When winter comes, and the golf is done, Rockledge Golf Course, in West Hartford, transforms into a series of walking trails open to the public.
It's been that way for the last 10 years, said Helen Rubino-Turco, West Hartford's director of leisure services and social services.
The idea, she said, was to use the open space, which has become rarer to find, when it isn't being used for anything else. Rockledge has three different marked trails of different lengths, one is 0.6 miles, another is 1.6 miles, and the longest is 2.2 miles.
"We wanted to open it up to the community," Rubino-Turco said about the town-owned golf course. "We want them to enjoy the trails.
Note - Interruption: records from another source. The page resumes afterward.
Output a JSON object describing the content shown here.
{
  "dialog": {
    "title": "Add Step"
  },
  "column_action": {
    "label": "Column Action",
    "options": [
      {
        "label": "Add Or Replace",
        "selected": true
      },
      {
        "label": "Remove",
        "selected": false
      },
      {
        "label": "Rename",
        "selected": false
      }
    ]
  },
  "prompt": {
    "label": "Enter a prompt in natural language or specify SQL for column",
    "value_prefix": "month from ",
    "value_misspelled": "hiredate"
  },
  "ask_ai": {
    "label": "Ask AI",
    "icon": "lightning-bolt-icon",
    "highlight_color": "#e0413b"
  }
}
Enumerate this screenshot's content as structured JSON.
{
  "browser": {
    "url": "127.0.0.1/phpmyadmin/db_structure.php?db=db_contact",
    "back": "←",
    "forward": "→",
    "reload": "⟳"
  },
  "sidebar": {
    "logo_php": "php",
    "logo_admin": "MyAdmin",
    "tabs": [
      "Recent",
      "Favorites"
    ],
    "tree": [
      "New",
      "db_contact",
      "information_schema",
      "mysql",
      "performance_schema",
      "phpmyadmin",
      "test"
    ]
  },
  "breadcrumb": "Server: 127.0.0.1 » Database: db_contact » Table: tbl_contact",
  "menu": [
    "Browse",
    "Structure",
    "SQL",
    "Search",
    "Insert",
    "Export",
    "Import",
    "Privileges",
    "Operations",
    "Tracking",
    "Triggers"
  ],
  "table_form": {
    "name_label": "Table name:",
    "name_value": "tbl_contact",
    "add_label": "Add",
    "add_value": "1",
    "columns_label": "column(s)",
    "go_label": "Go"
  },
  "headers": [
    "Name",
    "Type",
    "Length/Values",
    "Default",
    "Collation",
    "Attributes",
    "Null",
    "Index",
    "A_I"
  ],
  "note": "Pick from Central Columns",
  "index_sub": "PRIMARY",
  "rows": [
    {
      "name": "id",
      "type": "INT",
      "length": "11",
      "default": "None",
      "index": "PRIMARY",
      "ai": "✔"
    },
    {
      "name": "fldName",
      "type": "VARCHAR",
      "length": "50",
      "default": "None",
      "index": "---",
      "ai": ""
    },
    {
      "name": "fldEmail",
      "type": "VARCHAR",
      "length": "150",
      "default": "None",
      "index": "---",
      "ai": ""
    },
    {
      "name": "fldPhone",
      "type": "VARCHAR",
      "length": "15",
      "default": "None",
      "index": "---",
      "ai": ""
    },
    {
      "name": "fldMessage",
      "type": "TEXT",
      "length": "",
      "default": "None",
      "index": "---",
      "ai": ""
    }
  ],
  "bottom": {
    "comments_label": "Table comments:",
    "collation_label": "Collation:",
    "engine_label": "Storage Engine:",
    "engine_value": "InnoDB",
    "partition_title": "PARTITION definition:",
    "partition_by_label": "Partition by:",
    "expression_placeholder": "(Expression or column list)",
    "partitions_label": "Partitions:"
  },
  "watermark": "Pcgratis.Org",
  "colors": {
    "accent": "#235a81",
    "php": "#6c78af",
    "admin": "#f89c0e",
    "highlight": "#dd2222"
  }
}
This is another way of opening a green park to the community. The people in the neighborhood love it."
This is all part of a national initiative that Rubino-Turco said she and her department believe in.
"It's the 10 minute walk idea," Rubino-Turco said. "Everyone should be a 10 minute walk from a park. Our town was designed around neighborhood parks. When you think about Wolcott Park or Fernridge Park, there's a community that lives within a five minute walk or a 10 minute walk from that park."
Rubino-Turco said she loves seeing communities take stewardship over their parks.
"We want to encourage people that live close to a park to develop a sense of stewardship over their local park," she said. "We've been very successful with Fernridge Park, because there's a neighborhood group called Friends of Fernridge Park. They created a nonprofit and they advocate for their park. They raise money for their park. That's what stewardship is all about. These things bring value to our town."
The trails at Rockledge get plowed a day or two after snow storms, but before they get to that, Rubino-Turco said it's common to see people snowshoeing and skiing on the trails, something they encourage.
One of her favorite parts is all the wildlife that calls the park home. The only wildlife they don't want are geese, and people walking their dogs can help keep them away, reducing the damage geese can do, she said.
"There is a lot of wildlife in this park," she said. "That includes a fox, a coyote, and a bobcat. Obviously, there are also hawks. There are a lot of birds here too."
Rubino-Turco said her department has worked on enhancing the experience over the years. There's more signage, better trails, and map guides available.
"We've added a number of amenities this year, such as dog stations for bags for cleaning up after your dogs," Rubino-Turco. "And last year, we worked with the West Hartford Garden Club to do tree identification. The trees are marked. That's a nice kind of community partnership we did with them."